JH: Or you find that it’s not drywall that he installed, it’s painted chip board, and you didn’t notice it until he was gone. We have to make sure that everybody’s interests are balanced.
On the demands of contemporary appliances in older buildings:
JH: The whole electrical thing became an issue. We started with a bathroom that had just lights in it and a kitchen that had a refrigerator and a gas stove. Now, the bathroom has a steam shower and the kitchen has two dishwashers, a microwave, a combo electrical oven, a gas range, and a steam shower. So the amperage on the apartment shot way up. We had to run new jumper lines in the basement and make sure the wiring was sufficient in the apartment. All of that had to be redone.
LC: Kitchens like these are no longer just about cooking dinner, but rather kind of an image thing. A lot of kitchen appliances are modified industrial appliances, so power-wise, it follows that it’s not just a matter of buying some new appliances for your kitchen, but [making sure you have enough power for them, too.]
Something great about this building was that the way they sized the pipes, built the floor, and ran the conduit to the basement allowed for electrical increases. It’s expensive to oversize things, and I think today most people would opt not to provide for future additions.
On their preferences vs. the client’s:
LC: In the budgets that we work on, a sink made by Gerber is just perfect for us because it’s other stuff that’s making the statement. But for Joan, finding that beautiful handcrafted dishwasher from New Zealand was important. I had a problem with that and I carried it throughout the project. I think that’s my disappointment.
JH: The trump card in residential design is that the client can say, “I’m going to live here.” In commercial work, you say, “Well, the customer is going to respond to this, or the client is going to respond to this.” You can try to represent somebody you don’t know but who you can imagine. Your client can agree or disagree with that. In a residence, the client can simply say, “No, I’m going to live with that.” It was hard to come to terms with that.
LC: This might come across as saying that we want our signature to always be present, but it’s more about knowing why we’re the ones to help you. I’m used to leading you to things you haven’t thought of.

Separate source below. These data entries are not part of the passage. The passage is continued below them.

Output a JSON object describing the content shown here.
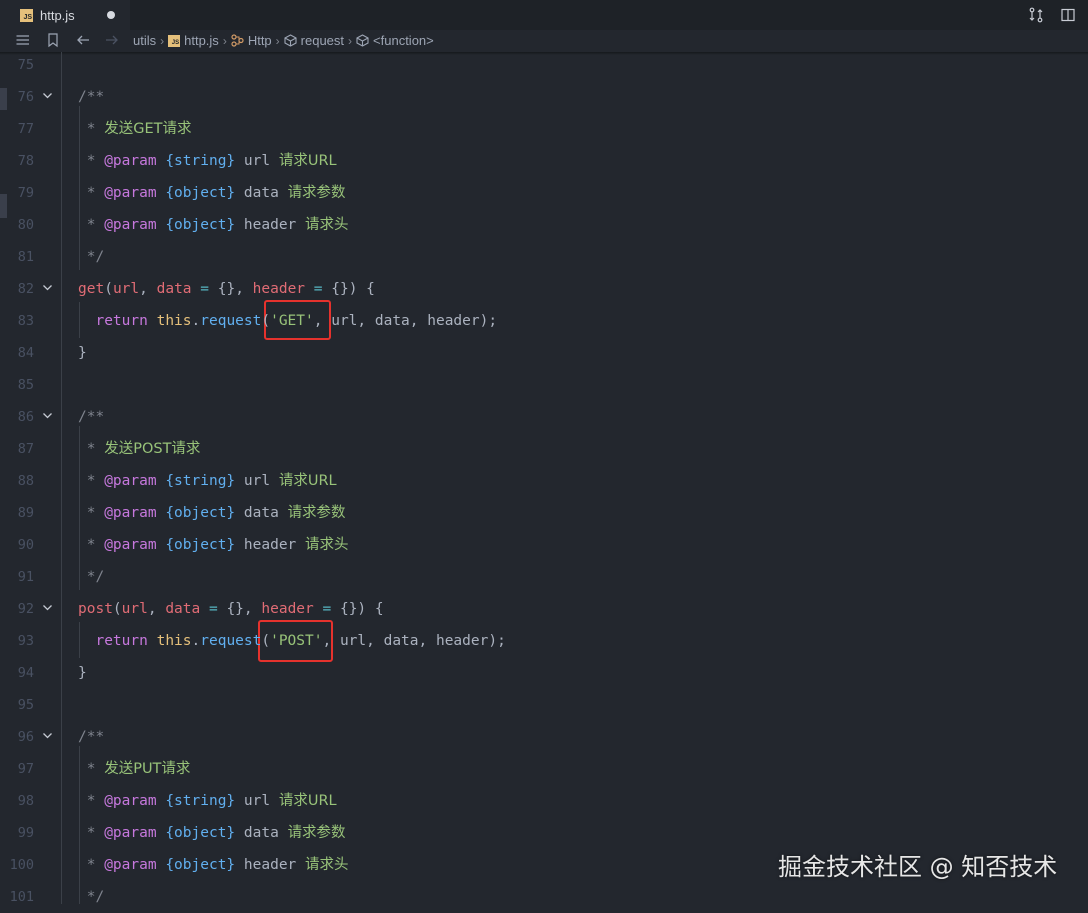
{
  "tab": {
    "title": "http.js",
    "badge": "JS"
  },
  "breadcrumb": {
    "items": [
      {
        "label": "utils",
        "icon": "none"
      },
      {
        "label": "http.js",
        "icon": "js-file-icon"
      },
      {
        "label": "Http",
        "icon": "class-icon"
      },
      {
        "label": "request",
        "icon": "method-icon"
      },
      {
        "label": "<function>",
        "icon": "method-icon"
      }
    ]
  },
  "editor": {
    "lines": [
      {
        "n": "75",
        "fold": false,
        "tokens": []
      },
      {
        "n": "76",
        "fold": true,
        "tokens": [
          [
            "c-comment",
            "/**"
          ]
        ]
      },
      {
        "n": "77",
        "fold": false,
        "tokens": [
          [
            "c-comment",
            " * "
          ],
          [
            "c-cjk",
            "发送GET请求"
          ]
        ]
      },
      {
        "n": "78",
        "fold": false,
        "tokens": [
          [
            "c-comment",
            " * "
          ],
          [
            "c-tag",
            "@param"
          ],
          [
            "c-plain",
            " "
          ],
          [
            "c-type",
            "{string}"
          ],
          [
            "c-plain",
            " url "
          ],
          [
            "c-cjk",
            "请求URL"
          ]
        ]
      },
      {
        "n": "79",
        "fold": false,
        "tokens": [
          [
            "c-comment",
            " * "
          ],
          [
            "c-tag",
            "@param"
          ],
          [
            "c-plain",
            " "
          ],
          [
            "c-type",
            "{object}"
          ],
          [
            "c-plain",
            " data "
          ],
          [
            "c-cjk",
            "请求参数"
          ]
        ]
      },
      {
        "n": "80",
        "fold": false,
        "tokens": [
          [
            "c-comment",
            " * "
          ],
          [
            "c-tag",
            "@param"
          ],
          [
            "c-plain",
            " "
          ],
          [
            "c-type",
            "{object}"
          ],
          [
            "c-plain",
            " header "
          ],
          [
            "c-cjk",
            "请求头"
          ]
        ]
      },
      {
        "n": "81",
        "fold": false,
        "tokens": [
          [
            "c-comment",
            " */"
          ]
        ]
      },
      {
        "n": "82",
        "fold": true,
        "tokens": [
          [
            "c-fn",
            "get"
          ],
          [
            "c-punct",
            "("
          ],
          [
            "c-param",
            "url"
          ],
          [
            "c-punct",
            ", "
          ],
          [
            "c-param",
            "data"
          ],
          [
            "c-punct",
            " "
          ],
          [
            "c-cyan",
            "="
          ],
          [
            "c-punct",
            " {}, "
          ],
          [
            "c-param",
            "header"
          ],
          [
            "c-punct",
            " "
          ],
          [
            "c-cyan",
            "="
          ],
          [
            "c-punct",
            " {}) {"
          ]
        ]
      },
      {
        "n": "83",
        "fold": false,
        "tokens": [
          [
            "c-plain",
            "  "
          ],
          [
            "c-ret",
            "return"
          ],
          [
            "c-plain",
            " "
          ],
          [
            "c-this",
            "this"
          ],
          [
            "c-punct",
            "."
          ],
          [
            "c-method",
            "request"
          ],
          [
            "c-punct",
            "("
          ],
          [
            "c-str",
            "'GET'"
          ],
          [
            "c-punct",
            ", url, data, header);"
          ]
        ]
      },
      {
        "n": "84",
        "fold": false,
        "tokens": [
          [
            "c-punct",
            "}"
          ]
        ]
      },
      {
        "n": "85",
        "fold": false,
        "tokens": []
      },
      {
        "n": "86",
        "fold": true,
        "tokens": [
          [
            "c-comment",
            "/**"
          ]
        ]
      },
      {
        "n": "87",
        "fold": false,
        "tokens": [
          [
            "c-comment",
            " * "
          ],
          [
            "c-cjk",
            "发送POST请求"
          ]
        ]
      },
      {
        "n": "88",
        "fold": false,
        "tokens": [
          [
            "c-comment",
            " * "
          ],
          [
            "c-tag",
            "@param"
          ],
          [
            "c-plain",
            " "
          ],
          [
            "c-type",
            "{string}"
          ],
          [
            "c-plain",
            " url "
          ],
          [
            "c-cjk",
            "请求URL"
          ]
        ]
      },
      {
        "n": "89",
        "fold": false,
        "tokens": [
          [
            "c-comment",
            " * "
          ],
          [
            "c-tag",
            "@param"
          ],
          [
            "c-plain",
            " "
          ],
          [
            "c-type",
            "{object}"
          ],
          [
            "c-plain",
            " data "
          ],
          [
            "c-cjk",
            "请求参数"
          ]
        ]
      },
      {
        "n": "90",
        "fold": false,
        "tokens": [
          [
            "c-comment",
            " * "
          ],
          [
            "c-tag",
            "@param"
          ],
          [
            "c-plain",
            " "
          ],
          [
            "c-type",
            "{object}"
          ],
          [
            "c-plain",
            " header "
          ],
          [
            "c-cjk",
            "请求头"
          ]
        ]
      },
      {
        "n": "91",
        "fold": false,
        "tokens": [
          [
            "c-comment",
            " */"
          ]
        ]
      },
      {
        "n": "92",
        "fold": true,
        "tokens": [
          [
            "c-fn",
            "post"
          ],
          [
            "c-punct",
            "("
          ],
          [
            "c-param",
            "url"
          ],
          [
            "c-punct",
            ", "
          ],
          [
            "c-param",
            "data"
          ],
          [
            "c-punct",
            " "
          ],
          [
            "c-cyan",
            "="
          ],
          [
            "c-punct",
            " {}, "
          ],
          [
            "c-param",
            "header"
          ],
          [
            "c-punct",
            " "
          ],
          [
            "c-cyan",
            "="
          ],
          [
            "c-punct",
            " {}) {"
          ]
        ]
      },
      {
        "n": "93",
        "fold": false,
        "tokens": [
          [
            "c-plain",
            "  "
          ],
          [
            "c-ret",
            "return"
          ],
          [
            "c-plain",
            " "
          ],
          [
            "c-this",
            "this"
          ],
          [
            "c-punct",
            "."
          ],
          [
            "c-method",
            "request"
          ],
          [
            "c-punct",
            "("
          ],
          [
            "c-str",
            "'POST'"
          ],
          [
            "c-punct",
            ", url, data, header);"
          ]
        ]
      },
      {
        "n": "94",
        "fold": false,
        "tokens": [
          [
            "c-punct",
            "}"
          ]
        ]
      },
      {
        "n": "95",
        "fold": false,
        "tokens": []
      },
      {
        "n": "96",
        "fold": true,
        "tokens": [
          [
            "c-comment",
            "/**"
          ]
        ]
      },
      {
        "n": "97",
        "fold": false,
        "tokens": [
          [
            "c-comment",
            " * "
          ],
          [
            "c-cjk",
            "发送PUT请求"
          ]
        ]
      },
      {
        "n": "98",
        "fold": false,
        "tokens": [
          [
            "c-comment",
            " * "
          ],
          [
            "c-tag",
            "@param"
          ],
          [
            "c-plain",
            " "
          ],
          [
            "c-type",
            "{string}"
          ],
          [
            "c-plain",
            " url "
          ],
          [
            "c-cjk",
            "请求URL"
          ]
        ]
      },
      {
        "n": "99",
        "fold": false,
        "tokens": [
          [
            "c-comment",
            " * "
          ],
          [
            "c-tag",
            "@param"
          ],
          [
            "c-plain",
            " "
          ],
          [
            "c-type",
            "{object}"
          ],
          [
            "c-plain",
            " data "
          ],
          [
            "c-cjk",
            "请求参数"
          ]
        ]
      },
      {
        "n": "100",
        "fold": false,
        "tokens": [
          [
            "c-comment",
            " * "
          ],
          [
            "c-tag",
            "@param"
          ],
          [
            "c-plain",
            " "
          ],
          [
            "c-type",
            "{object}"
          ],
          [
            "c-plain",
            " header "
          ],
          [
            "c-cjk",
            "请求头"
          ]
        ]
      },
      {
        "n": "101",
        "fold": false,
        "tokens": [
          [
            "c-comment",
            " */"
          ]
        ]
      }
    ]
  },
  "watermark": "掘金技术社区 @ 知否技术",
  "colors": {
    "highlight_box": "#e5322d",
    "background": "#23272e"
  }
}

JH: It’s just not as heroic. We have to come to terms with the fact that it might not be that statement that we expect. If it works well for our client, then that’s the goal.
On contractor liability:
JH: One misconception people have is that if this tile costs $5 per square foot and that one is $19 per square foot, you just need to come up with the $300 extra in material cost to have the more expensive one. But what people don’t realize is that the cost of labor to install the expensive tile is three times more than that of the cheaper one. The tile is thicker and heavier, it’s a more expensive material. The contractors know that if they put in a $20-per-square-foot tile, it has to be perfect; that’s the expectation. Plus if you break one, it’s not as cheap to replace, it’s hard to find, somebody will steal it off the job site. There’s liability.
LC: With Joan, for instance, the contractor broke one sink. It was a $600 sink.
JH: Something like that happens on every job.
LC: The contractors had been really careful. They were working with horizontal wall-mounted fixtures, and had never even seen the fixtures until this project. They mounted them so the things were sticking straight down; they wanted to know how you tell when the taps were turned off. So they had to redo all the handles and the faucet. The faucet fell into the sink. It was perfectly wrapped, everything was protected. It was not like they were making huge mistakes. But it caused a stress crack.
It was a Lefroy Brook sink. They only make like four sinks total, and they ship them in from England every three months. So it was a $600 sink. Without knowing what the appliances are, the contractors don’t know what kind of s*** they are in when something breaks.